Escobar, who came to the United States from El Salvador 17 years ago and began her first truck business as an earlier mobile vending ban was being challenged in court, does not begrudge the new operators who are trying to build their financial futures, plateful by plateful.
She acknowledges, however, that streets lined bumper-to-bumper with the often-battered panel trucks are "not the most attractive thing." Workers line up at their windows at dawn for a hot quick breakfast, return mid-day to lunch, and lounge around on the streets after buying dinner from them.
Others in the business community, however, are less diplomatic.
"Move them away, put them away, I don't know," said Cesar Lambastida, who emigrated from Mexico 16 years ago and now owns a Three Brothers pizza franchise with four of his siblings. "We are in the United States. It looks bad to sell things on the street."
Others say the county needs to take a more nuanced approach.
Juan Rivas, the president of the Asociacion de Vendadores, a group of about 32 Langley Park-area vendors, said the county should distinguish between established businesses and fly-by-night newcomers. He called the current crackdown "overkill."

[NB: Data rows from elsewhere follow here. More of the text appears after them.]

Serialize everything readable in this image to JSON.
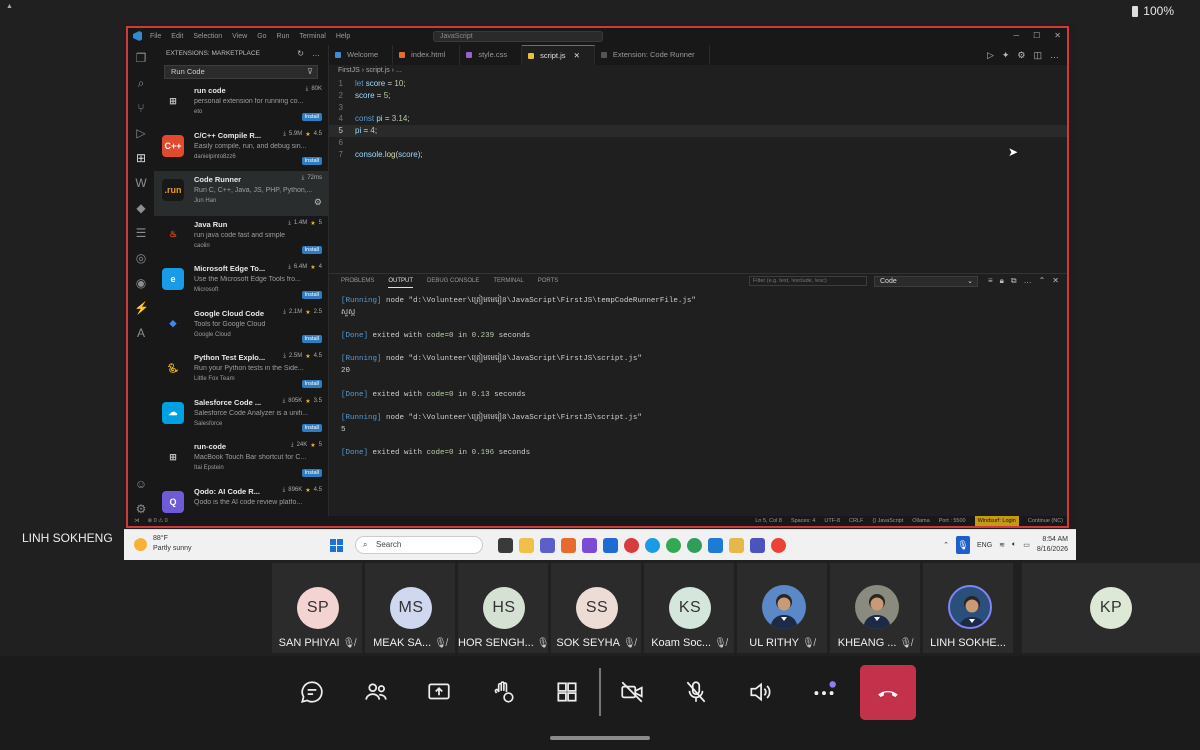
{
  "device": {
    "left_indicator": "▲",
    "battery": "100%"
  },
  "vscode": {
    "menu": [
      "File",
      "Edit",
      "Selection",
      "View",
      "Go",
      "Run",
      "Terminal",
      "Help"
    ],
    "title_search": "JavaScript",
    "sidebar_title": "EXTENSIONS: MARKETPLACE",
    "search_value": "Run Code",
    "extensions": [
      {
        "name": "run code",
        "desc": "personal extension for running co...",
        "publisher": "eto",
        "stat": "80K",
        "rating": "",
        "action": "Install"
      },
      {
        "name": "C/C++ Compile R...",
        "desc": "Easily compile, run, and debug sin...",
        "publisher": "danielpinto8zz6",
        "stat": "5.9M",
        "rating": "4.5",
        "action": "Install"
      },
      {
        "name": "Code Runner",
        "desc": "Run C, C++, Java, JS, PHP, Python,...",
        "publisher": "Jun Han",
        "stat": "72ms",
        "rating": "",
        "action": ""
      },
      {
        "name": "Java Run",
        "desc": "run java code fast and simple",
        "publisher": "caolin",
        "stat": "1.4M",
        "rating": "5",
        "action": "Install"
      },
      {
        "name": "Microsoft Edge To...",
        "desc": "Use the Microsoft Edge Tools fro...",
        "publisher": "Microsoft",
        "stat": "6.4M",
        "rating": "4",
        "action": "Install"
      },
      {
        "name": "Google Cloud Code",
        "desc": "Tools for Google Cloud",
        "publisher": "Google Cloud",
        "stat": "2.1M",
        "rating": "2.5",
        "action": "Install"
      },
      {
        "name": "Python Test Explo...",
        "desc": "Run your Python tests in the Side...",
        "publisher": "Little Fox Team",
        "stat": "2.5M",
        "rating": "4.5",
        "action": "Install"
      },
      {
        "name": "Salesforce Code ...",
        "desc": "Salesforce Code Analyzer is a unifi...",
        "publisher": "Salesforce",
        "stat": "805K",
        "rating": "3.5",
        "action": "Install"
      },
      {
        "name": "run-code",
        "desc": "MacBook Touch Bar shortcut for C...",
        "publisher": "Itai Epstein",
        "stat": "24K",
        "rating": "5",
        "action": "Install"
      },
      {
        "name": "Qodo: AI Code R...",
        "desc": "Qodo is the AI code review platfo...",
        "publisher": "",
        "stat": "896K",
        "rating": "4.5",
        "action": ""
      }
    ],
    "tabs": [
      "Welcome",
      "index.html",
      "style.css",
      "script.js",
      "Extension: Code Runner"
    ],
    "breadcrumb": "FirstJS › script.js › ...",
    "line_numbers": [
      "1",
      "2",
      "3",
      "4",
      "5",
      "6",
      "7"
    ],
    "panel_tabs": [
      "PROBLEMS",
      "OUTPUT",
      "DEBUG CONSOLE",
      "TERMINAL",
      "PORTS"
    ],
    "panel_filter": "Filter (e.g. text, !exclude, \\esc)",
    "panel_channel": "Code",
    "output": [
      "[Running] node \"d:\\Volunteer\\ត្រៀមមេរៀន\\JavaScript\\FirstJS\\tempCodeRunnerFile.js\"",
      "សួស្ត",
      "",
      "[Done] exited with code=0 in 0.239 seconds",
      "",
      "[Running] node \"d:\\Volunteer\\ត្រៀមមេរៀន\\JavaScript\\FirstJS\\script.js\"",
      "20",
      "",
      "[Done] exited with code=0 in 0.13 seconds",
      "",
      "[Running] node \"d:\\Volunteer\\ត្រៀមមេរៀន\\JavaScript\\FirstJS\\script.js\"",
      "5",
      "",
      "[Done] exited with code=0 in 0.196 seconds"
    ],
    "status_left": [
      "⊗ 0 ⚠ 0"
    ],
    "status_right": [
      "Ln 5, Col 8",
      "Spaces: 4",
      "UTF-8",
      "CRLF",
      "{} JavaScript",
      "Ollama",
      "Port : 5500",
      "Windsurf: Login",
      "Continue (NC)"
    ]
  },
  "taskbar": {
    "temp": "88°F",
    "weather": "Partly sunny",
    "search": "Search",
    "lang": "ENG",
    "time": "8:54 AM",
    "date": "8/16/2026"
  },
  "presenter": "LINH SOKHENG",
  "participants": [
    {
      "initials": "SP",
      "name": "SAN PHIYAI",
      "color": "#f4d3d3",
      "photo": false
    },
    {
      "initials": "MS",
      "name": "MEAK SA...",
      "color": "#cfd8ef",
      "photo": false
    },
    {
      "initials": "HS",
      "name": "HOR SENGH...",
      "color": "#d5e2d3",
      "photo": false
    },
    {
      "initials": "SS",
      "name": "SOK SEYHA",
      "color": "#ecdcd5",
      "photo": false
    },
    {
      "initials": "KS",
      "name": "Koam Soc...",
      "color": "#d5e6dd",
      "photo": false
    },
    {
      "initials": "",
      "name": "UL RITHY",
      "color": "#5b89c7",
      "photo": true
    },
    {
      "initials": "",
      "name": "KHEANG ...",
      "color": "#8a8a7e",
      "photo": true
    },
    {
      "initials": "",
      "name": "LINH SOKHE...",
      "color": "#2a4f7a",
      "photo": true
    }
  ],
  "extra_participant": {
    "initials": "KP",
    "color": "#dde8d6"
  }
}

Rivas argues that his association members operate under a code: They report their earnings and pay taxes, carry health licenses and undergo inspections.
Many of los neuvos -- the newcomers -- do none of that, he said. They don't comply with health regulations, don't pay taxes, come and go as they please. And because they incur none of the costs that health department-certified, tax-paying operations do, he said, they can offer food at lower prices.
An $8 plate of chorizo, carne and chicken -- the going rate before the newcomers started undercutting them -- gave vendors a 30 percent profit. Now, the competition has forced them to drop their prices to $5 or $6 a plate. Rising costs for fuel and meat have shrunk profits to 10 percent or less, Rivas said. Eleven of the longtime pupusa vendadores have left the business and have been replaced by newcomers in the past year, he said.
"They are operating completely without regulation and feeding the perception that the pupusa trucks are creating all kinds of social disorder," Rivas said. "Then there are those who cook inside their apartments and bring the food outside and sell it from tables. . . . It is not an equal situation."
When the marketplace is flooded with competition, studies have shown, the climb up the economic ladder slows. It is perhaps steeper than it was when Escobar and her husband began their first pupusa business.
But county officials say they are making no distinctions between vendadores who say they are trying to comply with existing laws and those who seem to flout them all.
Escobar bit her tongue recently when one of the county workers making the rounds on an "education campaign" insisted her truck was parked illegally.
She thought she was complying with existing regulations. The loss of income from the two vending trucks she owns will hurt, making it harder to launch other enterprises. Within the next several weeks, for instance, she and her husband expect to open two more storefront money exchanges in Riverdale Park and Takoma Park.
Down University Boulevard, which is lined by a cacophony of shopping strips, Lambastida is unmoved. He came to the United States legally when he was 13 and worked hard to buy a franchise with his family.
"I'm Spanish and I'm sympathetic, because you know these guys are just trying to make it," he said of the vendadores. "In this country, you have a lot of opportunities to move up in the world. But you got to do it the right way. They're not doing it the right way."